    Example GCC assembler for a memory load group of length 2:
    GCC 4.9 Gcc 5.0
    movdqa .LC0 (% rip),% xmm7
    movdqa .LC1 (% rip),% xmm6
    movdqa .LC2 (% rip),% xmm5
    movdqa .LC3 (% rip),% xmm4
    movdqu a (% rax,% rax), % xmm1
    movdqu a + 16 (% rax,% rax),% xmm0
    movdqa% xmm1,% xmm3
    pshufb% xmm7,% xmm3
    movdqa% xmm0,% xmm2
    pshufb% xmm5,% xmm1
    pshufb% xmm6,% xmm2
    pshufb % xmm0
    por% xmm2,% xmm3
    por% xmm0,% xmm2
    movdqa .LC0 (% rip),% xmm3
    movdqu a (% rax,% rax),% xmm0
    movdqu a + 16 (% rax,% rax),% xmm1
    movdqa% xmm3,% xmm4
    pand% xmm0,% xmm3
    psrlw $ 8 ,% xmm0
    pand% xmm1,% xmm4
    psrlw $ 8,% xmm1
    packuswb% xmm4,% xmm3
    packuswb% xmm1,% xmm0
    Here, as in the example for Haswell below , it is worth noting that most of the ".LC" constants will be invariants in the loop, but only if there are free registers. Otherwise, they will have to be installed directly in phufb: “pshufb .LC0,% xmm3”. Such pshufb will be larger by the size of the address and potentially take longer to execute.
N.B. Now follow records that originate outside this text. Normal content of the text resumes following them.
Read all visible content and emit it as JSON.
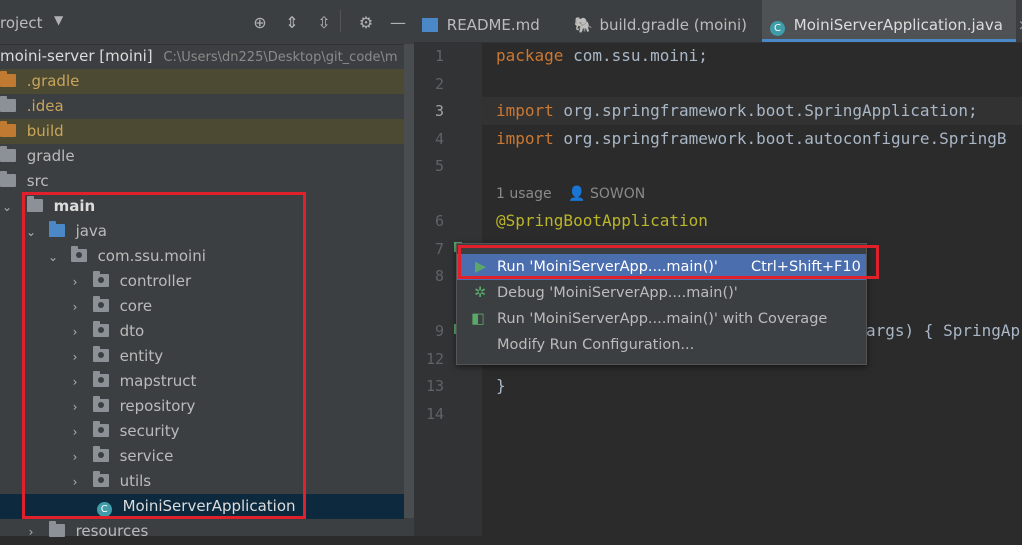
{
  "project_panel": {
    "title": "roject",
    "root_label": "moini-server [moini]",
    "root_path": "C:\\Users\\dn225\\Desktop\\git_code\\m",
    "items": [
      {
        "label": ".gradle"
      },
      {
        "label": ".idea"
      },
      {
        "label": "build"
      },
      {
        "label": "gradle"
      },
      {
        "label": "src"
      },
      {
        "label": "main"
      },
      {
        "label": "java"
      },
      {
        "label": "com.ssu.moini"
      },
      {
        "label": "controller"
      },
      {
        "label": "core"
      },
      {
        "label": "dto"
      },
      {
        "label": "entity"
      },
      {
        "label": "mapstruct"
      },
      {
        "label": "repository"
      },
      {
        "label": "security"
      },
      {
        "label": "service"
      },
      {
        "label": "utils"
      },
      {
        "label": "MoiniServerApplication"
      },
      {
        "label": "resources"
      }
    ]
  },
  "tabs": [
    {
      "label": "README.md"
    },
    {
      "label": "build.gradle (moini)"
    },
    {
      "label": "MoiniServerApplication.java"
    }
  ],
  "editor": {
    "line_numbers": [
      "1",
      "2",
      "3",
      "4",
      "5",
      "6",
      "7",
      "8",
      "9",
      "12",
      "13",
      "14"
    ],
    "line1_kw": "package",
    "line1_rest": " com.ssu.moini;",
    "line3_kw": "import",
    "line3_rest": " org.springframework.boot.SpringApplication;",
    "line4_kw": "import",
    "line4_rest": " org.springframework.boot.autoconfigure.SpringB",
    "usage": "1 usage",
    "author": "SOWON",
    "annotation": "@SpringBootApplication",
    "line9_tail": "args) { SpringAp",
    "line13": "}"
  },
  "context_menu": {
    "items": [
      {
        "label": "Run 'MoiniServerApp....main()'",
        "shortcut": "Ctrl+Shift+F10"
      },
      {
        "label": "Debug 'MoiniServerApp....main()'",
        "shortcut": ""
      },
      {
        "label": "Run 'MoiniServerApp....main()' with Coverage",
        "shortcut": ""
      },
      {
        "label": "Modify Run Configuration...",
        "shortcut": ""
      }
    ]
  }
}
    Haswell : Intel Core (TM) i7-4770K CPU @ 3.50GHz

    Increase up to 3 times!

    image

    In this case, the results for memory groups of length 3 are much better, since on Haswell the instruction “pshufb” is executed in 1 clock cycle. Moreover, the largest increase here is for embedded vectorization of memory access groups of length 3.
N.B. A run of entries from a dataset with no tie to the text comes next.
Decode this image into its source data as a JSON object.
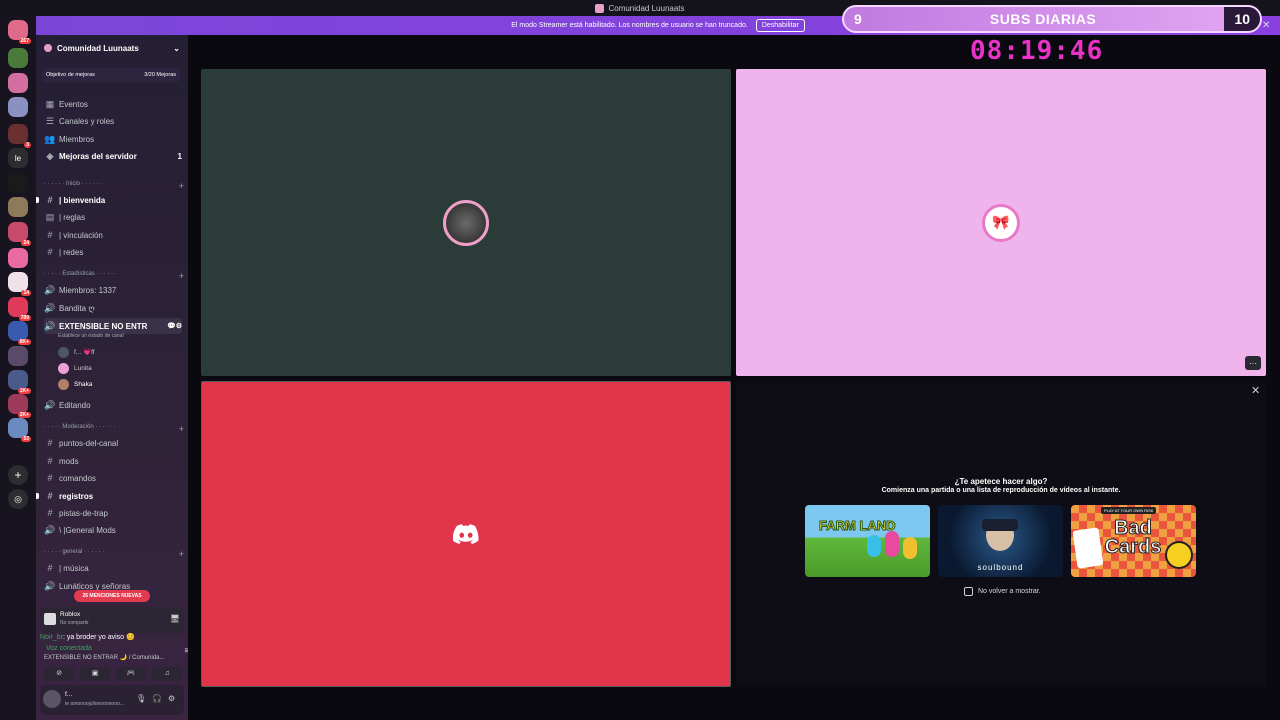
{
  "window": {
    "title": "Comunidad Luunaats"
  },
  "streamer_bar": {
    "message": "El modo Streamer está habilitado. Los nombres de usuario se han truncado.",
    "button": "Deshabilitar"
  },
  "subs_widget": {
    "current": "9",
    "label": "SUBS DIARIAS",
    "goal": "10"
  },
  "timer": "08:19:46",
  "server_rail": [
    {
      "badge": "267",
      "color": "#e06a8a"
    },
    {
      "badge": "",
      "color": "#4a7a3a"
    },
    {
      "badge": "",
      "color": "#d36fa0"
    },
    {
      "badge": "",
      "color": "#8a90c0"
    },
    {
      "badge": "3",
      "color": "#6a3030"
    },
    {
      "badge": "",
      "label": "le",
      "color": "#2b2d31"
    },
    {
      "badge": "",
      "color": "#1a1a1a"
    },
    {
      "badge": "",
      "color": "#8c7a5a"
    },
    {
      "badge": "24",
      "color": "#c84a6a"
    },
    {
      "badge": "",
      "color": "#e86aa0"
    },
    {
      "badge": "14",
      "color": "#f0e0ea"
    },
    {
      "badge": "789",
      "color": "#e03a5a"
    },
    {
      "badge": "8K+",
      "color": "#3a5ab0"
    },
    {
      "badge": "",
      "color": "#5a4a6a"
    },
    {
      "badge": "1K+",
      "color": "#4a5a8a"
    },
    {
      "badge": "2K+",
      "color": "#a03a5a"
    },
    {
      "badge": "53",
      "color": "#6a8ac0"
    }
  ],
  "sidebar": {
    "server_name": "Comunidad Luunaats",
    "boost_goal": {
      "label": "Objetivo de mejoras",
      "progress": "3/20 Mejoras"
    },
    "top_items": [
      {
        "icon": "calendar-icon",
        "label": "Eventos"
      },
      {
        "icon": "browse-icon",
        "label": "Canales y roles"
      },
      {
        "icon": "members-icon",
        "label": "Miembros"
      },
      {
        "icon": "boost-icon",
        "label": "Mejoras del servidor",
        "badge": "1"
      }
    ],
    "categories": {
      "inicio": "· · · · · · Inicio · · · · · ·",
      "estadisticas": "· · · · · Estadísticas · · · · · ·",
      "moderacion": "· · · · · Moderación · · · · · ·",
      "general": "· · · · · general · · · · · ·"
    },
    "inicio_channels": [
      "| bienvenida",
      "| reglas",
      "| vinculación",
      "| redes"
    ],
    "stats_channels": [
      "Miembros: 1337",
      "Bandita ღ",
      "EXTENSIBLE NO ENTRAR 🌙"
    ],
    "voice_status": "Establece un estado de canal",
    "voice_users": [
      "f... 💗ff",
      "Lunita",
      "Shaka"
    ],
    "editando": "Editando",
    "mod_channels": [
      "puntos-del-canal",
      "mods",
      "comandos",
      "registros",
      "pistas-de-trap",
      "\\ |General Mods"
    ],
    "general_channels": [
      "| música",
      "Lunáticos y señoras"
    ],
    "mentions_pill": "26 MENCIONES NUEVAS"
  },
  "activity": {
    "game": "Roblox",
    "status": "No compartir"
  },
  "chat_preview": {
    "user": "Noir_br",
    "message": ": ya broder yo aviso 😊"
  },
  "voice": {
    "status": "Voz conectada",
    "channel": "EXTENSIBLE NO ENTRAR 🌙 / Comunida..."
  },
  "user_panel": {
    "name": "f...",
    "status": "te amoooojuliooooooooo..."
  },
  "activity_picker": {
    "title": "¿Te apetece hacer algo?",
    "subtitle": "Comienza una partida o una lista de reproducción de vídeos al instante.",
    "games": [
      "FARM LAND",
      "soulbound",
      "Bad Cards"
    ],
    "bad_cards_banner": "PLAY AT YOUR OWN RISK",
    "dont_show": "No volver a mostrar."
  },
  "colors": {
    "accent": "#5865f2",
    "timer": "#e832c8",
    "tile_red": "#e0354a",
    "tile_pink": "#f0b4ec",
    "tile_green": "#2b3c38"
  }
}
    Example GCC assembler for a memory load group of length 2:
    GCC 4.9 Gcc 5.0
    vmovdqa .LC0 (% rip),% ymm7
    vmovdqa .LC1 (% rip),% ymm6
    vmovdqa .LC2 (% rip),% ymm5
    vmovdqa .LC3 (% rip),% ymm4
    vmovdqu a (% rax,% rax), % ymm0
    vmovdqu a + 32 (% rax,% rax),% ymm2
    vpshufb% ymm7,% ymm0,% ymm1
    vpshufb% ymm5,% ymm0,% ymm0
    vpshufb% ymm6,% ymm2,% ymm3
    vpshufb% ymm4 % ymm2
    vpor% ymm3,% ymm1,% ymm1
    vpor% ymm2,% ymm0,% ymm0
    vpermq $ 216,% ymm1,% ymm1
    vpermq $ 216,% ymm0,% ymm0
    vmovdqa .LC0 (% rip),% ymm3
    vmovdqu a (% rax,% rax),% ymm0
    vmovdqu a + 32 (% rax,% rax),% ymm2
    vpand% ymm0,% ymm3,% ymm1
    vpsrlw $ 8,% ymm0 ,% ymm0
    vpand% ymm2,% ymm3,% ymm4
    vpsrlw $ 8,% ymm2,% ymm2
    vpackuswb% ymm4,% ymm1,% ymm1
    vpermq $ 216,% ymm1,% ymm1
    vpackuswb% ymm2,% ymm0,% ymm0
    vpermq ymm0,% ymm0
    From the foregoing, the conclusion follows: using GCC 5.0, you can significantly accelerate the performance of applications such as those described above. You can start trying now! Most edits are planned to be ported to Android NDK.

    Compilers used in measurements:

    You can download the example on which measurements were taken from the original text of the article in English .